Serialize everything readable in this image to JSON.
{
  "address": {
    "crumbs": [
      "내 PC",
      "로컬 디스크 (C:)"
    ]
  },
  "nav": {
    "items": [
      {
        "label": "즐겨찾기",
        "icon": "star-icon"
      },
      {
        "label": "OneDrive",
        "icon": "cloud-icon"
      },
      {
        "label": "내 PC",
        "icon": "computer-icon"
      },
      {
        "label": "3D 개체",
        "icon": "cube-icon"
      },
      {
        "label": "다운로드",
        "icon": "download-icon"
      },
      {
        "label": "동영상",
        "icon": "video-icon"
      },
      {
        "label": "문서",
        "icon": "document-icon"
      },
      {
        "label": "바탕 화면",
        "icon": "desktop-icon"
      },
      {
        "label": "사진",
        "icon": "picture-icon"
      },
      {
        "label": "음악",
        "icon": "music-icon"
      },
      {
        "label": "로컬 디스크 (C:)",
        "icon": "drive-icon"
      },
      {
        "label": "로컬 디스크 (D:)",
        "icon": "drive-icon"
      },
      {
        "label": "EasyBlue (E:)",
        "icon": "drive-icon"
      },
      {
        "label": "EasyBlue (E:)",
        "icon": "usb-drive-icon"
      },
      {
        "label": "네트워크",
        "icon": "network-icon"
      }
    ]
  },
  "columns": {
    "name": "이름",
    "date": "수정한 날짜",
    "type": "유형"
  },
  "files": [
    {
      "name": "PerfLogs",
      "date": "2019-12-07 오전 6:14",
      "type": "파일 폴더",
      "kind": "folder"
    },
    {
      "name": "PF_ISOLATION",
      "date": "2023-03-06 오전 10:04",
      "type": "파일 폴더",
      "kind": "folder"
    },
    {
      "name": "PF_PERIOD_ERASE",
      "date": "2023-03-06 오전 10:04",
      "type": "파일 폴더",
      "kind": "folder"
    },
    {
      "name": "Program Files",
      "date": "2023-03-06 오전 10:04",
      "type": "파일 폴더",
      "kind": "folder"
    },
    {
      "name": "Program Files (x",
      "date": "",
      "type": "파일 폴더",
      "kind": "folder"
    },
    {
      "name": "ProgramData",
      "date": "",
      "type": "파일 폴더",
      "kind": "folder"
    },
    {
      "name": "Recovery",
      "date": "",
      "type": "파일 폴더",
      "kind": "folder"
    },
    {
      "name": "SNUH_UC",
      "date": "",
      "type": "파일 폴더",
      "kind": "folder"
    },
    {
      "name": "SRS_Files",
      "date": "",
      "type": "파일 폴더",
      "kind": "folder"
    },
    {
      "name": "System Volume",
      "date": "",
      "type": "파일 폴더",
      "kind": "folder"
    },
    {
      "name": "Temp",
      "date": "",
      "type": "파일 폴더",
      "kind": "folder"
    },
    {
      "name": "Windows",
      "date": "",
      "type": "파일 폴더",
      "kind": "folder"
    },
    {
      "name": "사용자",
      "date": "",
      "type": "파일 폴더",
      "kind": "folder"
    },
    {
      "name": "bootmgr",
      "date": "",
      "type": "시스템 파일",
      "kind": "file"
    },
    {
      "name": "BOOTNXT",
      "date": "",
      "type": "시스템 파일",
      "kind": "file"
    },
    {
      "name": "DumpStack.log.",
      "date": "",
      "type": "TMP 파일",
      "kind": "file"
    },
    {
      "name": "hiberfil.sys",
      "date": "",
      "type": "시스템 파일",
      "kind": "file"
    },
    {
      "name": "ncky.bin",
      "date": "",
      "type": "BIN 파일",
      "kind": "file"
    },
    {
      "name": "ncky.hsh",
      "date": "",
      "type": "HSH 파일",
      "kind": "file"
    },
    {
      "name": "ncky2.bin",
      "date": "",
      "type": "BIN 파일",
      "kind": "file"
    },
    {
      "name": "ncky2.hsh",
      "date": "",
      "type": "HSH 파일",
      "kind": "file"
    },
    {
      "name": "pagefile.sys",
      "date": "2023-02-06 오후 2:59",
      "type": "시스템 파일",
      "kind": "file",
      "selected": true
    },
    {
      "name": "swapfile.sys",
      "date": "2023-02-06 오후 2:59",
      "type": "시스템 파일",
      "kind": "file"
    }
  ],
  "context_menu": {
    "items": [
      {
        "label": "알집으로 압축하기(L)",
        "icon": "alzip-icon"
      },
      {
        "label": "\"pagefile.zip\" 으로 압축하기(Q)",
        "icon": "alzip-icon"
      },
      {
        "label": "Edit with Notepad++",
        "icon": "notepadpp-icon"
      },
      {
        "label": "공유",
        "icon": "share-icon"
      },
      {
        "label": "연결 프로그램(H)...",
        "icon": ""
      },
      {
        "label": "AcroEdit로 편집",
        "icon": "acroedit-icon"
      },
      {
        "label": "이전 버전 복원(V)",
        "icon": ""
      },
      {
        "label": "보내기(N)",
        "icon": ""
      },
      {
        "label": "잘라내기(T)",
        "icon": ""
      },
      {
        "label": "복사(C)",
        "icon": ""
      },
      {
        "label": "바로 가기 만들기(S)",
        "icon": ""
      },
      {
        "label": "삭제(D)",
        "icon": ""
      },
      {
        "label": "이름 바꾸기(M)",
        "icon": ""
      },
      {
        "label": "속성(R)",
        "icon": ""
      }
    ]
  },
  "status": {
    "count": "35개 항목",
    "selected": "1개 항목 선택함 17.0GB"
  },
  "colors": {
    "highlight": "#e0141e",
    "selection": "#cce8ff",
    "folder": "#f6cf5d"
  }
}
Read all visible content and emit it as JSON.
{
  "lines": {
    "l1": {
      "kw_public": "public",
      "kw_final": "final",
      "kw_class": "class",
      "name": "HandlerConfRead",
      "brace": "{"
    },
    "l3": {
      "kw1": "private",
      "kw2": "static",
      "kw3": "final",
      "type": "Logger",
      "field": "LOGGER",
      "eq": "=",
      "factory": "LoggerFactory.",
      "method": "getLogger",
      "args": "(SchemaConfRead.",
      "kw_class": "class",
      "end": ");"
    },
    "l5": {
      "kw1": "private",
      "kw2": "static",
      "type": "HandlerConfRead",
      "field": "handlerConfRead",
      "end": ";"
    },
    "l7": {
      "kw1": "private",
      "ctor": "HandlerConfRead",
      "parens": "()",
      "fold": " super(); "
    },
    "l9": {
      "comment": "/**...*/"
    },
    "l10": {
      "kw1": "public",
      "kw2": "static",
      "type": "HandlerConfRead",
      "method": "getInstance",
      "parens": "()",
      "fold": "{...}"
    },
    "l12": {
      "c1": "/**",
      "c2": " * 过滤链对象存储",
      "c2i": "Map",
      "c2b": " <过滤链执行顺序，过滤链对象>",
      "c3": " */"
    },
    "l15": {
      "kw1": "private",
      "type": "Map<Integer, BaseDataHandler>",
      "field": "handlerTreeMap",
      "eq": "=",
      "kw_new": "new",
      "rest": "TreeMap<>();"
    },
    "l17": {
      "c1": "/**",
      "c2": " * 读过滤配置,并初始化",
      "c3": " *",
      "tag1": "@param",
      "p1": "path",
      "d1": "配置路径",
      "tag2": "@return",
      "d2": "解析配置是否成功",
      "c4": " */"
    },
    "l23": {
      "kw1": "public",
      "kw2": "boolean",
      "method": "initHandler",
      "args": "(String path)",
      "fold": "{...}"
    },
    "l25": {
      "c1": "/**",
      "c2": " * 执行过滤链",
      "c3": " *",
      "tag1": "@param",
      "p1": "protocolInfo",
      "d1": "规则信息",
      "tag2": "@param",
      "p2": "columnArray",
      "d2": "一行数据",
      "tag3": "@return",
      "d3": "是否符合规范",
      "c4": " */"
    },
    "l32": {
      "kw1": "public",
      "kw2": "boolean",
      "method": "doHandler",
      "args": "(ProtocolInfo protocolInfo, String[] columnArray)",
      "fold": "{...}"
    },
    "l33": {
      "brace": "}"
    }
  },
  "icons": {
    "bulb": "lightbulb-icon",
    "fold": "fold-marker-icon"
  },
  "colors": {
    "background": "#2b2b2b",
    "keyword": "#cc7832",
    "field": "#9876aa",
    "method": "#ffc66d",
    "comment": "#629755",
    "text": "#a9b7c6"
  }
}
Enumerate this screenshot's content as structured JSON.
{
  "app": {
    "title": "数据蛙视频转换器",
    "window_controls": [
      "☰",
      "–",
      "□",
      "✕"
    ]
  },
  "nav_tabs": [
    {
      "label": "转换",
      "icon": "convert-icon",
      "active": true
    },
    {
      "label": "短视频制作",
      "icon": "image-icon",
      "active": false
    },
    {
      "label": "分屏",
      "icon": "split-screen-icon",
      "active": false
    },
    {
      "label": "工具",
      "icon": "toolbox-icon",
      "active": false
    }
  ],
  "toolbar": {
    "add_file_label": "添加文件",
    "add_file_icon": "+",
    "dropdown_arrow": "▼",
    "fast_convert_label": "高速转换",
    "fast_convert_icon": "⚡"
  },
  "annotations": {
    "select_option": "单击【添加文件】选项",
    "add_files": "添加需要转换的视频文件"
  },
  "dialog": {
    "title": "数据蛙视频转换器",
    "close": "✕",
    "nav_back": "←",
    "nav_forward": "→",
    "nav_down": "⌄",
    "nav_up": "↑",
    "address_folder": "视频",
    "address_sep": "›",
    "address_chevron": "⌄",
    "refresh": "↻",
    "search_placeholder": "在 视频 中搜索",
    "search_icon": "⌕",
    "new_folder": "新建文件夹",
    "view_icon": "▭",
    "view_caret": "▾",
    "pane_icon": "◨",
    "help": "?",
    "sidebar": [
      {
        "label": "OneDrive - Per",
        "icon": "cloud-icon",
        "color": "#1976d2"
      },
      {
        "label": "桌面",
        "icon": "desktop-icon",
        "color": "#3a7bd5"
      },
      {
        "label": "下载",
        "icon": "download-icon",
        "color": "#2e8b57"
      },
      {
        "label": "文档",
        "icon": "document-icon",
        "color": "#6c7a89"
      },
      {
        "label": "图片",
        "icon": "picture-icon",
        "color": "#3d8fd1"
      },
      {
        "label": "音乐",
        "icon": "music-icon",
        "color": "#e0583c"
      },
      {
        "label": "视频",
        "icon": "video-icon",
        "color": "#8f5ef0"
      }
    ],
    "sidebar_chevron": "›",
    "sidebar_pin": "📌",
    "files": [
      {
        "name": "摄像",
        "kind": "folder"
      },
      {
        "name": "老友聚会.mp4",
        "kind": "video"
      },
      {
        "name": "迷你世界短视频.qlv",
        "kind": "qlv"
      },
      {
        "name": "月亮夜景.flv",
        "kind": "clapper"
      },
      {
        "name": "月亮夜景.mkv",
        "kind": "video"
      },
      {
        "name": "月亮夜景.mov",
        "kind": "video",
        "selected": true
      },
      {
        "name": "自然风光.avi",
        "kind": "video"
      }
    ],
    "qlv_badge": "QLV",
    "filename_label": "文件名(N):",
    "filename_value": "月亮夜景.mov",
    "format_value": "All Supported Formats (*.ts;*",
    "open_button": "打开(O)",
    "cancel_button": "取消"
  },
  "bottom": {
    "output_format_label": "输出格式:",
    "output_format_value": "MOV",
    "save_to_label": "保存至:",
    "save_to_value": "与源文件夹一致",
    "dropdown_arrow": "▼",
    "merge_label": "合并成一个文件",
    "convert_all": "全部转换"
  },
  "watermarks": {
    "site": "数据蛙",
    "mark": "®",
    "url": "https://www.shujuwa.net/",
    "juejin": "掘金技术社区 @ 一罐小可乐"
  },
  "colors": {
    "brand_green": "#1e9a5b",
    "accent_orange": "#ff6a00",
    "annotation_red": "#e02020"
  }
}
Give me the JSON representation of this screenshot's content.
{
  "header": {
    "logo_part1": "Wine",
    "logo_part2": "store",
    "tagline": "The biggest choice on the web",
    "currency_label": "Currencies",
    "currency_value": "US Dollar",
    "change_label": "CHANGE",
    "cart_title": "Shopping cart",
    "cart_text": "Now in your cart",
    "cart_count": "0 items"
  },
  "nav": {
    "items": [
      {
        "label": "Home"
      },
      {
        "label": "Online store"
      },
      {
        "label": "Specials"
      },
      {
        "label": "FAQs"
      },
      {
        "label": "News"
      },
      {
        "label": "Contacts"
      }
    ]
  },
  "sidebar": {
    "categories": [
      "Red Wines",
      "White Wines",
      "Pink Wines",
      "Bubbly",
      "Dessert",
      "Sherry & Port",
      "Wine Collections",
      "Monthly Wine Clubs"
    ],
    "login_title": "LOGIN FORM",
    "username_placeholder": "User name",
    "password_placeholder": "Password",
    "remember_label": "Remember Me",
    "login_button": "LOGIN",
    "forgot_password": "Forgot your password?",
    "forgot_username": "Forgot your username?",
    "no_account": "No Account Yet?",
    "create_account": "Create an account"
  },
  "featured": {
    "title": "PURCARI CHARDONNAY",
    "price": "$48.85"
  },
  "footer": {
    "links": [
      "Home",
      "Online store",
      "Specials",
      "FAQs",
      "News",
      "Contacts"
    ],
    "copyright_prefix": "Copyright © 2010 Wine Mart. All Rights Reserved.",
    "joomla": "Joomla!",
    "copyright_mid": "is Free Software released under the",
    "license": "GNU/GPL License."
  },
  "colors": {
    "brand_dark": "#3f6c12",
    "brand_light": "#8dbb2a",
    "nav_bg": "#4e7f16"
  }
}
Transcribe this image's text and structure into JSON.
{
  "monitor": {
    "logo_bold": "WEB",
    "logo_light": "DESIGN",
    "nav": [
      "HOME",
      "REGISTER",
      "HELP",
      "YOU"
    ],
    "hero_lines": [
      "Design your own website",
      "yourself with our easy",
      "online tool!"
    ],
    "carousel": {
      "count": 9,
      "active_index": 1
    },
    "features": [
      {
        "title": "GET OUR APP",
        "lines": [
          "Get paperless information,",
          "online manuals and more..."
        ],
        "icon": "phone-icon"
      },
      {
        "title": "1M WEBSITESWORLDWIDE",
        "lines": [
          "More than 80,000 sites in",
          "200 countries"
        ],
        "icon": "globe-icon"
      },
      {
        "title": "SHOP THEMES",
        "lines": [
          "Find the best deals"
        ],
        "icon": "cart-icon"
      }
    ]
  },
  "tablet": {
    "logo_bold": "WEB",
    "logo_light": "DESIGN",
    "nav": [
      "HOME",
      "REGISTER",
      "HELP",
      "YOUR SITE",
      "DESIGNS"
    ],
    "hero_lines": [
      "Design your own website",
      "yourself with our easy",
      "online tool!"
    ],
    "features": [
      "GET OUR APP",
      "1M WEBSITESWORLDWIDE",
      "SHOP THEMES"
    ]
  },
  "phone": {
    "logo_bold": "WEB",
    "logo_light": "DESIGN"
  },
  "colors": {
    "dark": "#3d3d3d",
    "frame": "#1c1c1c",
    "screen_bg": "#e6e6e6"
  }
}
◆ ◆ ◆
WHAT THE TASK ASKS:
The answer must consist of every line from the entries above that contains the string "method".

REPLY TO THE EXERCISE:
      "method": "getLogger",
      "method": "getInstance",
      "method": "initHandler",
      "method": "doHandler",
    "method": "#ffc66d",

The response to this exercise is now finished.